Throughout the Middle Ages, Ohrid was among the most important religious centers in the Balkans. There were reportedly 365 churches in the small city, one for every day of the year. Most have since vanished, having been destroyed or converted into mosques by the Ottoman Empire, but Ohrid still possesses more than its fair share of historic churches.
After descending from Tsar Samoil’s Fortress, we made a beeline for the Sveta Sofia, which looms large near the coast of Lake Ohrid. Originally built in the 9th century, this is among the most significant pieces of medieval architecture in the Balkans, and its interior is resplendent in Byzantine frescoes. “This art is amazing,” I said to Jürgen. “Take a ton of pictures!”
But with the first click of the shutter, an angry attendant ran into the church, shouting “No pictures!” We weren’t too surprised; this is the frustrating policy shared by most of the country’s Orthodox Churches. Even if you promise not to use flash, even if you ask for official permission, the only way to photograph inside most churches is to do so on the sly. In contrast, Macedonia’s mosques allowed us to take pictures whenever we asked.
Set atop a cliff not far from the Sofia, is the Sv Jovan Kaneo. Again, no pictures were allowed inside the church, where original frescoes were discovered during restoration work in the 1960s. Sv Jovan dates from the 13th century, shortly before the arrival of the Ottomans and it was never converted to a mosque. Thanks to its location, it serves as a prime lookout point, and the Ottomans used the church as a defensive bastion.

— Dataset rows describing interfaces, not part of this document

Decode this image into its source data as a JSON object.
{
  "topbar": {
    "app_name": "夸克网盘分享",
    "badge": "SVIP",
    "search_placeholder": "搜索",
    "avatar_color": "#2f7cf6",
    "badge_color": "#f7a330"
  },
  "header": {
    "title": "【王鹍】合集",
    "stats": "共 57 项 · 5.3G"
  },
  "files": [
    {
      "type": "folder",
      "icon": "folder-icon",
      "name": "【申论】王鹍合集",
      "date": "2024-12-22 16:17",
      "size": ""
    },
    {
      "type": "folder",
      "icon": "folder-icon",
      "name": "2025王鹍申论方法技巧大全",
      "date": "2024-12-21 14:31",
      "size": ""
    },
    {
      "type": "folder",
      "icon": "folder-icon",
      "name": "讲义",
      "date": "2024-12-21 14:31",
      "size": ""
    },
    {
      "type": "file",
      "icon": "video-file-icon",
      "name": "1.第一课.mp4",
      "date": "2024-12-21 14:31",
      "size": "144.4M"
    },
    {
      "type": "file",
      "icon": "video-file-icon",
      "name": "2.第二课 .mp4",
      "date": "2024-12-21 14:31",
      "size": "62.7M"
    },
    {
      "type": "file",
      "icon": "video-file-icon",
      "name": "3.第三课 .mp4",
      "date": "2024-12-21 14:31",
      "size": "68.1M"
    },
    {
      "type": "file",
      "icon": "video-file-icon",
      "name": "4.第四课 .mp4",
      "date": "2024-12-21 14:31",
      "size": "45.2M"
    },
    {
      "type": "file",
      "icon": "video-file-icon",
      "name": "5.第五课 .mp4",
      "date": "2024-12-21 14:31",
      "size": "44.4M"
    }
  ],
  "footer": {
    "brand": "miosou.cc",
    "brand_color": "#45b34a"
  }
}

Another 13th century church can be found near the ancient theater in Ohrid’s Old Town. The Sv Bogorodiča Perivlepta was commissioned by the son-in-law of the Byzantine emperor Andronikus II Palaeologos in 1295, and contains some of the most important and well-preserved Byzantine frescoes in Macedonia.

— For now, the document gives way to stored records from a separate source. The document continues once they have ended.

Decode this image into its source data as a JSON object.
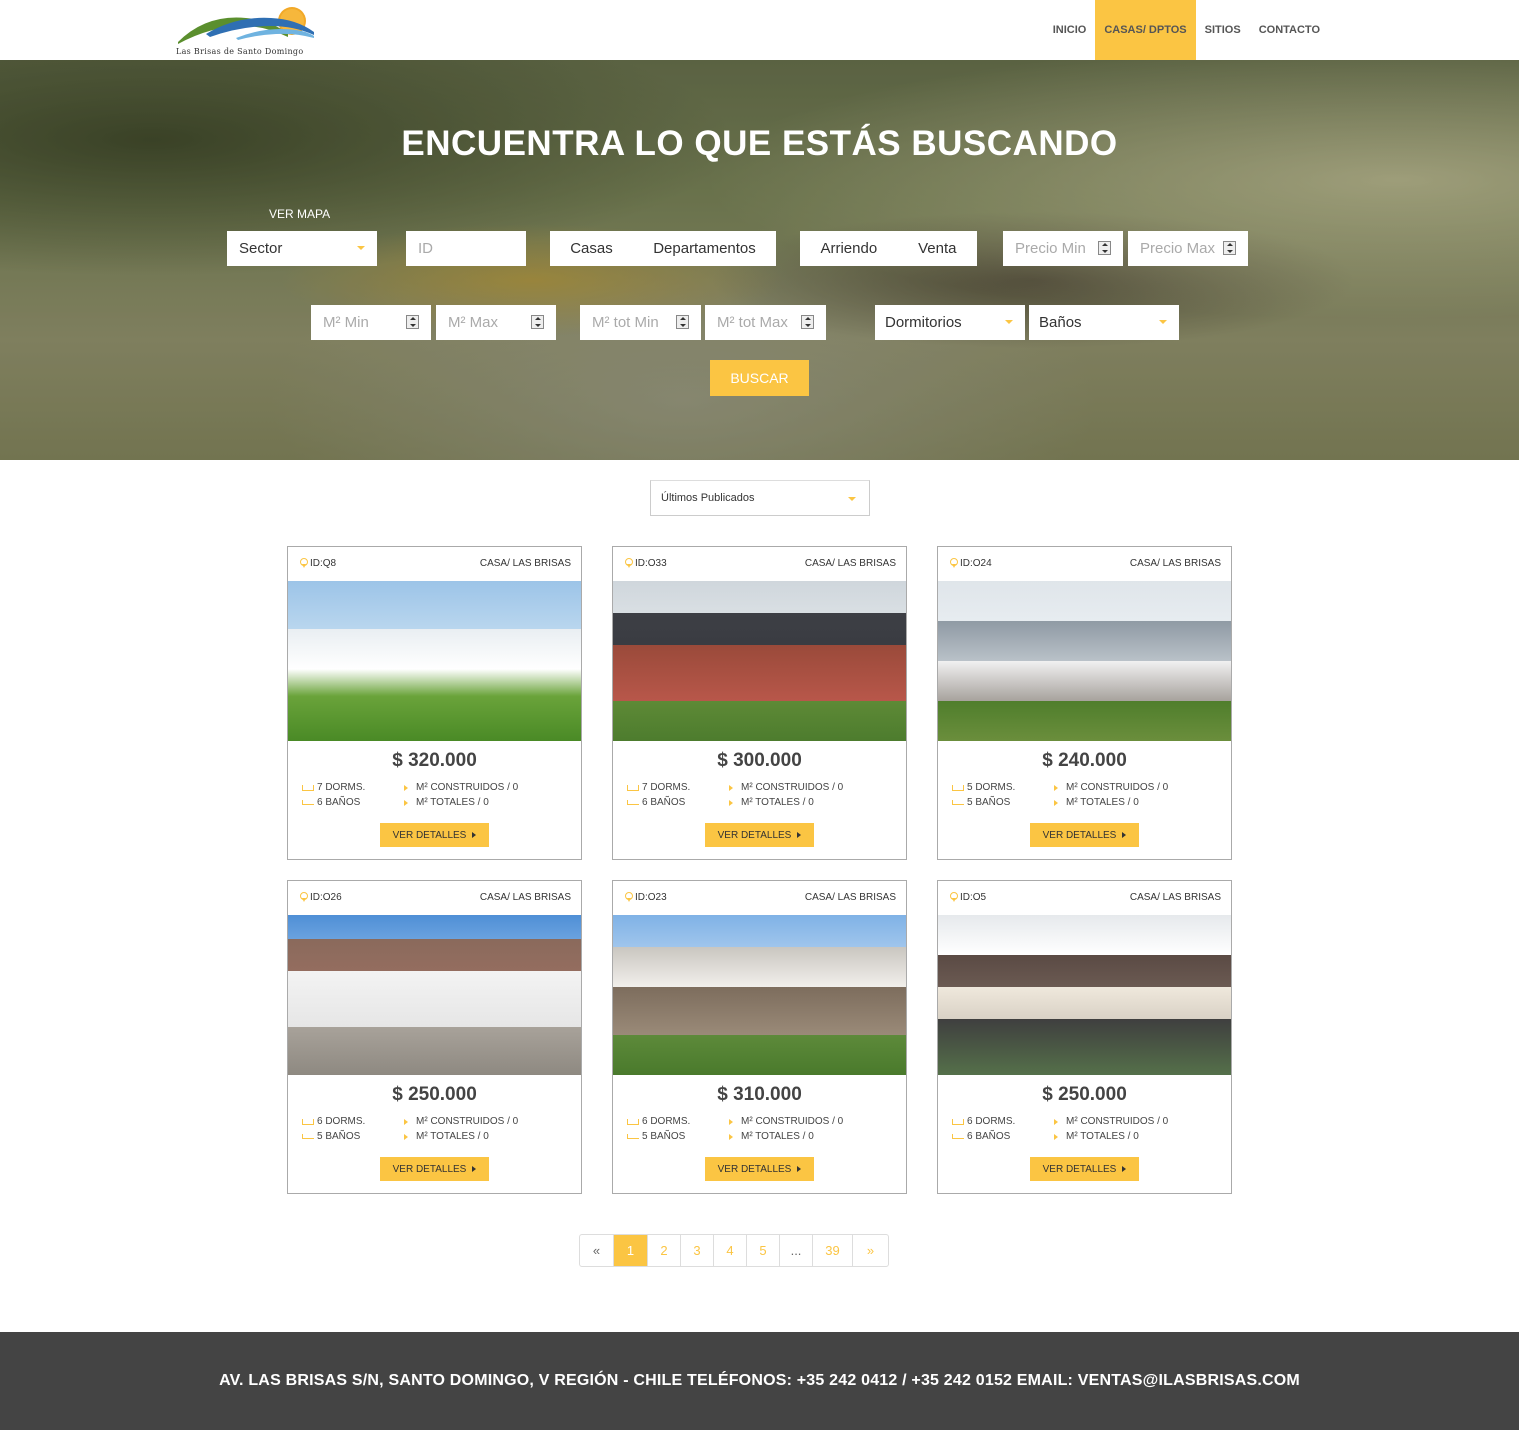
{
  "header": {
    "logo_text": "Las Brisas de Santo Domingo",
    "nav": [
      "INICIO",
      "CASAS/ DPTOS",
      "SITIOS",
      "CONTACTO"
    ],
    "nav_active_index": 1
  },
  "hero": {
    "title": "ENCUENTRA LO QUE ESTÁS BUSCANDO",
    "ver_mapa": "VER MAPA",
    "sector": "Sector",
    "id_placeholder": "ID",
    "tipo": [
      "Casas",
      "Departamentos"
    ],
    "operacion": [
      "Arriendo",
      "Venta"
    ],
    "precio_min": "Precio Min",
    "precio_max": "Precio Max",
    "m2_min": "M² Min",
    "m2_max": "M² Max",
    "m2_tot_min": "M² tot Min",
    "m2_tot_max": "M² tot Max",
    "dormitorios": "Dormitorios",
    "banos": "Baños",
    "buscar": "BUSCAR"
  },
  "sort": {
    "selected": "Últimos Publicados"
  },
  "listings": [
    {
      "id": "ID:Q8",
      "type": "CASA/ LAS BRISAS",
      "price": "$ 320.000",
      "dorms": "7 DORMS.",
      "banos": "6 BAÑOS",
      "m2c": "M² CONSTRUIDOS / 0",
      "m2t": "M² TOTALES / 0",
      "cta": "VER DETALLES"
    },
    {
      "id": "ID:O33",
      "type": "CASA/ LAS BRISAS",
      "price": "$ 300.000",
      "dorms": "7 DORMS.",
      "banos": "6 BAÑOS",
      "m2c": "M² CONSTRUIDOS / 0",
      "m2t": "M² TOTALES / 0",
      "cta": "VER DETALLES"
    },
    {
      "id": "ID:O24",
      "type": "CASA/ LAS BRISAS",
      "price": "$ 240.000",
      "dorms": "5 DORMS.",
      "banos": "5 BAÑOS",
      "m2c": "M² CONSTRUIDOS / 0",
      "m2t": "M² TOTALES / 0",
      "cta": "VER DETALLES"
    },
    {
      "id": "ID:O26",
      "type": "CASA/ LAS BRISAS",
      "price": "$ 250.000",
      "dorms": "6 DORMS.",
      "banos": "5 BAÑOS",
      "m2c": "M² CONSTRUIDOS / 0",
      "m2t": "M² TOTALES / 0",
      "cta": "VER DETALLES"
    },
    {
      "id": "ID:O23",
      "type": "CASA/ LAS BRISAS",
      "price": "$ 310.000",
      "dorms": "6 DORMS.",
      "banos": "5 BAÑOS",
      "m2c": "M² CONSTRUIDOS / 0",
      "m2t": "M² TOTALES / 0",
      "cta": "VER DETALLES"
    },
    {
      "id": "ID:O5",
      "type": "CASA/ LAS BRISAS",
      "price": "$ 250.000",
      "dorms": "6 DORMS.",
      "banos": "6 BAÑOS",
      "m2c": "M² CONSTRUIDOS / 0",
      "m2t": "M² TOTALES / 0",
      "cta": "VER DETALLES"
    }
  ],
  "pagination": [
    "«",
    "1",
    "2",
    "3",
    "4",
    "5",
    "...",
    "39",
    "»"
  ],
  "pagination_active": "1",
  "footer": "AV. LAS BRISAS S/N, SANTO DOMINGO, V REGIÓN - CHILE TELÉFONOS: +35 242 0412 / +35 242 0152 EMAIL: VENTAS@ILASBRISAS.COM",
  "colors": {
    "accent": "#fbc543",
    "footer_bg": "#444444"
  }
}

Before entering, we bought tickets from a woman behind a glass panel. As she took our money, she asked Jürgen where he was from. “Germany? I am love the Germany people! You want tour? I give you tour!” She came spinning out of her office like the Tasmanian Devil, spewing facts and observations about the frescoes at a clip too rapid for our brains to process. I kept my distance, for fear of getting whipped by her hair, but our tour was over after 45 seconds and she spun back into her office, collapsing into her chair, where we heard her greet the next guests. “Britain? I am love the Britain people!”

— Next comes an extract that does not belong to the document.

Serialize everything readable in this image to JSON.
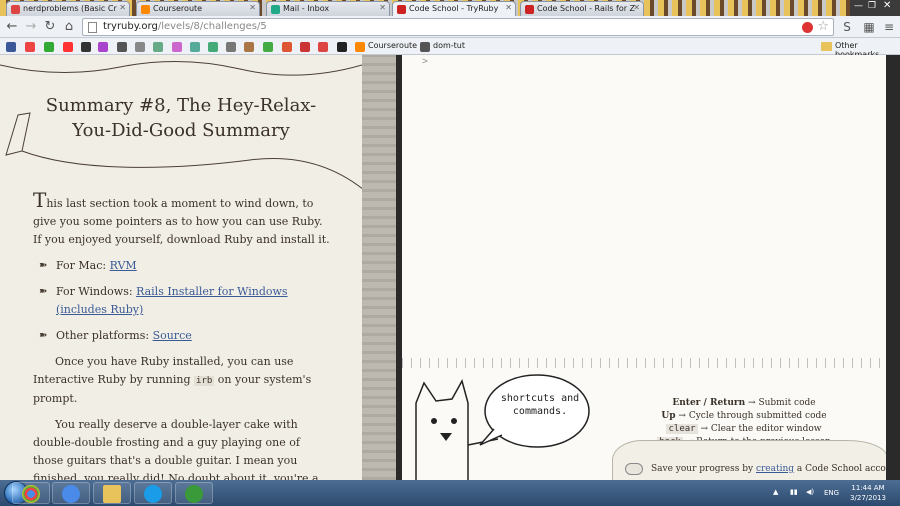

Directly across from Sv Bogorodiča is the Icon Gallery. Ohrid is home to some of the most important Orthodox icons in the world, and many are displayed here. The paintings on wood, some dating from the 11th century, have somehow retained their vibrant colors, despite the passage of so many years. The gallery is small and doesn’t cost much, so even if you’re not into icon painting, it’s worth taking a peek inside.